DATA SUPPLIED Block Start

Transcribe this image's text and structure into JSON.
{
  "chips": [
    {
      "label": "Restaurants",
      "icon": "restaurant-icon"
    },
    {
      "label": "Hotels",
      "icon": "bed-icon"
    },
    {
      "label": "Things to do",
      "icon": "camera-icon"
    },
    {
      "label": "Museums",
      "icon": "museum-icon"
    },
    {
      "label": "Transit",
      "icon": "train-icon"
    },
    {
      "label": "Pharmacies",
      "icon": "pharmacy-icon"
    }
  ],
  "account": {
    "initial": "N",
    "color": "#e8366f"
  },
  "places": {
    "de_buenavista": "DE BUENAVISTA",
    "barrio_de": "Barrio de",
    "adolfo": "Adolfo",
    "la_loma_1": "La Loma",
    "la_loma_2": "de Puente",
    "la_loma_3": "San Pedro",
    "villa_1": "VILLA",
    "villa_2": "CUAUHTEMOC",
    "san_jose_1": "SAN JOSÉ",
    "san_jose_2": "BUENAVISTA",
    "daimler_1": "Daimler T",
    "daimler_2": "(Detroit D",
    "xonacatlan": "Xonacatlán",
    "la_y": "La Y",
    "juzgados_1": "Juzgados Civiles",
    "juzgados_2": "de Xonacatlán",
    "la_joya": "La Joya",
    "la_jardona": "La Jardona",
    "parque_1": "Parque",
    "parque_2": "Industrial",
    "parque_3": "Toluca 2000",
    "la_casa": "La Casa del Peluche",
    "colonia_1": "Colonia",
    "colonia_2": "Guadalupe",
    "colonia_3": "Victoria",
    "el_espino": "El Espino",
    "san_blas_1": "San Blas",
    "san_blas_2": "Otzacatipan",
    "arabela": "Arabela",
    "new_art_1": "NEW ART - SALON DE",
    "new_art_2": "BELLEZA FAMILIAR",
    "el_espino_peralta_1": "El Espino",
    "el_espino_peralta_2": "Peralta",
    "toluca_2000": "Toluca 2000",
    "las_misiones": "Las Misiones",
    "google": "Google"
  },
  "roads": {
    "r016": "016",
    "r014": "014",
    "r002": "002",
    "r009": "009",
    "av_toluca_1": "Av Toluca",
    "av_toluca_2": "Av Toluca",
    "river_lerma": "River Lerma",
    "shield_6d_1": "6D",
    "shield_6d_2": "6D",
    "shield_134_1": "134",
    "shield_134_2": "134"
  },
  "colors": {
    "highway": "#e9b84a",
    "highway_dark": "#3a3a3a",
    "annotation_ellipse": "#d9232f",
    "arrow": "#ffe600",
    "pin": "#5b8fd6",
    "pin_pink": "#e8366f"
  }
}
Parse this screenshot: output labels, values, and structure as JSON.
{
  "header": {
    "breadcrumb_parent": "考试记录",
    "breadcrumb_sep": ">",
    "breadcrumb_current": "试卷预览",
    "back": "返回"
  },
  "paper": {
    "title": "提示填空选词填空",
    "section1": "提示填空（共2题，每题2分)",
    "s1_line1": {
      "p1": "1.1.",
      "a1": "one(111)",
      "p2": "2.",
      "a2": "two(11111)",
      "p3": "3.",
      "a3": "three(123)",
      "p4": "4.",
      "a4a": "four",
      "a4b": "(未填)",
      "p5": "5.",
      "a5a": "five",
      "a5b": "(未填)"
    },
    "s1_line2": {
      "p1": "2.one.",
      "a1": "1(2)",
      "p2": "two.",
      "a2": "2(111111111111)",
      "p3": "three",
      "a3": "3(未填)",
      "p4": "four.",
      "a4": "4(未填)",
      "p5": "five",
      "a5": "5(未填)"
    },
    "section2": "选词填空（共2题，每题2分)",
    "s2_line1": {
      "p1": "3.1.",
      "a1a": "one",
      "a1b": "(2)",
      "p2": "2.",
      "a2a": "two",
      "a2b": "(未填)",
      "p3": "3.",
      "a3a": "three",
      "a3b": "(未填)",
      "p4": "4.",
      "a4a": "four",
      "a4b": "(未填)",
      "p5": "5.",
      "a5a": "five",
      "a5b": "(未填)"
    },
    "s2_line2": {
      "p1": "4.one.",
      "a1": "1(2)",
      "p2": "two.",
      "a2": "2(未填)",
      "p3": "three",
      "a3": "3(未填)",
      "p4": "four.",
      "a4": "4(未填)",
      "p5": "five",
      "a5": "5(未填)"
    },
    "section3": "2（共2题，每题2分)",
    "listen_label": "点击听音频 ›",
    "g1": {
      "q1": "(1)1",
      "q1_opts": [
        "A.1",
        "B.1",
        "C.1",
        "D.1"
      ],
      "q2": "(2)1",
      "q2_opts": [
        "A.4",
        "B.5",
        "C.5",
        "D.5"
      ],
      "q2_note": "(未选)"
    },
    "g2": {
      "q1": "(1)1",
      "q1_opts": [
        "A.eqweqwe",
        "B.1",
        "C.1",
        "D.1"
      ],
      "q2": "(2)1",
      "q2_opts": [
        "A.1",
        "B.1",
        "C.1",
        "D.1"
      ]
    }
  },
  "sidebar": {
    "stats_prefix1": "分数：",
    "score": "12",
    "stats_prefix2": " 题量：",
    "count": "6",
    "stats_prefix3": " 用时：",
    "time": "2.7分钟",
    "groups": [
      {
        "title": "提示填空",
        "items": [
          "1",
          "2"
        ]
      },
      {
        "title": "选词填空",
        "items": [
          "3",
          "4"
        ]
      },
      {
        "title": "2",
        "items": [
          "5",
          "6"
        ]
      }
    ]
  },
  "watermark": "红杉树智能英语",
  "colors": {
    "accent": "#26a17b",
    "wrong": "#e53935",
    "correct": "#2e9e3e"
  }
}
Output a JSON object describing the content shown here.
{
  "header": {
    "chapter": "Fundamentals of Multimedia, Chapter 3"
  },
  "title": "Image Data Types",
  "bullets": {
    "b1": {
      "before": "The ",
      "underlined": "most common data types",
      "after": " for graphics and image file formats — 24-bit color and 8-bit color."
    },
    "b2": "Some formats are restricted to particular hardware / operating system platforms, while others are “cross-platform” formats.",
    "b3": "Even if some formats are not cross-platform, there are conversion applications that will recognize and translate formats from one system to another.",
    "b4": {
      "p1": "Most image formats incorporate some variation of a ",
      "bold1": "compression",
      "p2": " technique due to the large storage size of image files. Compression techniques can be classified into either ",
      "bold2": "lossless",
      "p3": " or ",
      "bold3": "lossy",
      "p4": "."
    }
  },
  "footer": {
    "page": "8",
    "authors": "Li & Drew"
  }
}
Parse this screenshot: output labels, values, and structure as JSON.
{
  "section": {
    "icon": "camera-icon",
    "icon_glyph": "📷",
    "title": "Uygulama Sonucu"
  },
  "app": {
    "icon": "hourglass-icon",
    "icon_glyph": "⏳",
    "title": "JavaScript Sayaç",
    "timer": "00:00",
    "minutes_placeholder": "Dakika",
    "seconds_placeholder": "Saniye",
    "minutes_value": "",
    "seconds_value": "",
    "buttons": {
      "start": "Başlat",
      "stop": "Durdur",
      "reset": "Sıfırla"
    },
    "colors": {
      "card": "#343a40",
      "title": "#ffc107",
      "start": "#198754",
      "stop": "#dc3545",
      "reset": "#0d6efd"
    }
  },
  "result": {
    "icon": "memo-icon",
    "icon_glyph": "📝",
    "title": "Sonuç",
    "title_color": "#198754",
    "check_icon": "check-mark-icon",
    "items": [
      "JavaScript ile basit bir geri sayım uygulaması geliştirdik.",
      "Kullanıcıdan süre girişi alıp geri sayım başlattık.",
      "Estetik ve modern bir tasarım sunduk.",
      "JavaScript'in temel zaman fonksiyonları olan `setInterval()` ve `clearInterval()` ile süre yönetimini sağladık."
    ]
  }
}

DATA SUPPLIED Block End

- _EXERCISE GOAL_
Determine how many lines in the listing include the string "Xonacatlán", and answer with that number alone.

- _WRITTEN ANSWER_
2